During the ceremony, Achim Steiner, UNEP Executive Director, drew attention to Martha Isabel Ruiz Corzo's work:

"Let me thank UNEP Goodwill Ambassador, committed environmentalist, entrepreneur, and fashion icon Gisele Bundchen for gracing these awards too. Gisele, when we call on you, you are so often there for UNEP when we need you despite your hectic schedule.

Welcome to the American Natural History Museum-the second time that Champions of the Earth has been held here.

They are made to men and woman who are truly outstanding in their own right and as sometimes part of a wider effort by communities, countries, companies and cities to stand up, be counted and be catalytic in respect to the environment-in respect to a sustainable future.
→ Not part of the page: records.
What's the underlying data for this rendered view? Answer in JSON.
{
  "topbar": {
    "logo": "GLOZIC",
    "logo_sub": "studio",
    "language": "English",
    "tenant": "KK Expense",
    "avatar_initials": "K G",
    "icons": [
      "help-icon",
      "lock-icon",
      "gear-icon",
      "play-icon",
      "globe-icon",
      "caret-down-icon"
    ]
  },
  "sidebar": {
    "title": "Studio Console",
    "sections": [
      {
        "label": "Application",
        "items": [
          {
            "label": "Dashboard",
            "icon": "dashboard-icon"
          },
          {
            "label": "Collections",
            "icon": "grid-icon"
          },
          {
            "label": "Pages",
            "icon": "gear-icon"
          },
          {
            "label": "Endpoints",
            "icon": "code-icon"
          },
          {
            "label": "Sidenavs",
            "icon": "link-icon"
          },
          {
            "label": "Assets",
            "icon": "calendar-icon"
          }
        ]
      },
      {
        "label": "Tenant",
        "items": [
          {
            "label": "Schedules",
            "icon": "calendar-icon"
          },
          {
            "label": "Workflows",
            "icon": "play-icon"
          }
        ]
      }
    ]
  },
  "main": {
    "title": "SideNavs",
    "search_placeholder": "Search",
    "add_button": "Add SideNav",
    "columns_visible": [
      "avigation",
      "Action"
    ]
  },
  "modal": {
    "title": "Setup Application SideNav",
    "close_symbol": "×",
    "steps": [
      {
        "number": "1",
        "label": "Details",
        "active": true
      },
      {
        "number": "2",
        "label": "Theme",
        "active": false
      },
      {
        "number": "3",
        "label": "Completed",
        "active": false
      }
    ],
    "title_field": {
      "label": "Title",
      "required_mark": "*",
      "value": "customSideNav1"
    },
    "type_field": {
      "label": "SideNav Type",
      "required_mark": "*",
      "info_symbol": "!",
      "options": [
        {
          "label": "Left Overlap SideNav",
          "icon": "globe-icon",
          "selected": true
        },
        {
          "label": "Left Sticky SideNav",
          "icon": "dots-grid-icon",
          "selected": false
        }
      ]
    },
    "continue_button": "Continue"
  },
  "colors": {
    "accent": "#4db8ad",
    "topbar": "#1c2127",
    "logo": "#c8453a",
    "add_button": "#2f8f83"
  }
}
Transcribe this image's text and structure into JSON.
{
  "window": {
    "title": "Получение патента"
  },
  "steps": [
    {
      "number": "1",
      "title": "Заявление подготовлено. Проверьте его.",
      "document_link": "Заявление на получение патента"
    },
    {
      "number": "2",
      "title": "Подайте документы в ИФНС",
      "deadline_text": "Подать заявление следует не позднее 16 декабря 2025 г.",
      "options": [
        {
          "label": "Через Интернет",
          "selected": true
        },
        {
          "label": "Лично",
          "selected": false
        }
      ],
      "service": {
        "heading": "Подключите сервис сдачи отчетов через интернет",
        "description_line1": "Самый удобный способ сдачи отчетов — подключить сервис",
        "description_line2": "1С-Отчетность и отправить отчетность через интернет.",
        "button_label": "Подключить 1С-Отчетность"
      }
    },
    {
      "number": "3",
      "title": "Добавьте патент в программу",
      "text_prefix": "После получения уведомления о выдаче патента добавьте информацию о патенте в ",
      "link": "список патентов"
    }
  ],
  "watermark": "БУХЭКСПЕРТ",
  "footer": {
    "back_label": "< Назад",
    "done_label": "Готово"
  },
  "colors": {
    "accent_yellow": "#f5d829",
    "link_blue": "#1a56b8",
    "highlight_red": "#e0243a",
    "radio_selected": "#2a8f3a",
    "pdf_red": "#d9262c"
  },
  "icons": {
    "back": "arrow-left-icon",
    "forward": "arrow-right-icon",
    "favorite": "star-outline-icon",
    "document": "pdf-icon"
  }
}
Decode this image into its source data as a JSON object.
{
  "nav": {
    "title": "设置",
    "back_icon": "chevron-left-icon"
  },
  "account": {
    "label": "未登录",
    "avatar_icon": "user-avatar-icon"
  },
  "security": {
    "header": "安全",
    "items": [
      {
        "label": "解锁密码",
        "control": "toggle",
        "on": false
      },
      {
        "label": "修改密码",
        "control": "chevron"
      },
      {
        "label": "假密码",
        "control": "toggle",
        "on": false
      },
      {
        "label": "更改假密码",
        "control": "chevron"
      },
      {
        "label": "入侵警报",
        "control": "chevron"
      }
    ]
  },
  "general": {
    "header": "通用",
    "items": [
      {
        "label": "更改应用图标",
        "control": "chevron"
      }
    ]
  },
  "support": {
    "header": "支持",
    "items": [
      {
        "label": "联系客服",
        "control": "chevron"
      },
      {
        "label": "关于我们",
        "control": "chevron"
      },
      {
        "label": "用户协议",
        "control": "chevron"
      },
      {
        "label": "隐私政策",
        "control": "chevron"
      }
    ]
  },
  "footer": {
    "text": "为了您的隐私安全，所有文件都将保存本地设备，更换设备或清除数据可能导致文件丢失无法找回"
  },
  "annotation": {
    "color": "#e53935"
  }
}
Our co-winner for the Inspiration and Action category is a woman who, from her native Mexico, has become a beacon for those determined to make sense of nature and the natural environment in the context of the poor and livelihood-generation.

Today, and as a result of summits like Rio+20 and the work of UNEP and its Green Economy initiative-due too to The Economics of Ecosystems and Biodiversity launched via the G8-the world is awakening to the multi-trillion dollar services nature generates, from providing precious fresh water, natural ingredients for medicines, sites for eco-tourism, and countless more services on which economies across the world depend. The world is awakening also to the fact that the GDP of the poor is often dependent on the environment and its natural capital.

Martha Isabel Ruiz Corzo knew that in the 1980s when she began to establish what today is known as the Sierra Gorda Biosphere Reserve. A "payment for ecosystem services" programme has been central to the success of the reserve which was granted protected area status in 1997-the first in Mexico to achieve this via a grassroots initiative.

The initiative assigned an economic value to fresh water, land, and other key natural resources.  Local residents were paid US$30-40 per hectare of land for reducing cattle numbers and not cutting down trees, which improved local watersheds and reduced soil erosion.

Among a range of community schemes, the Biosphere Reserve operates over 100 recycling depots, which manage 900 tons of recyclable materials on an annual basis. The depots are run on a voluntary basis by local women.

But if there is a mother to these nature-based offspring, then who better than 'Pati' as she is known to many-a worthy Champion of the Earth and may I say a moving, eloquent and inspirational speaker for those who have had the pleasure to hear her talk”.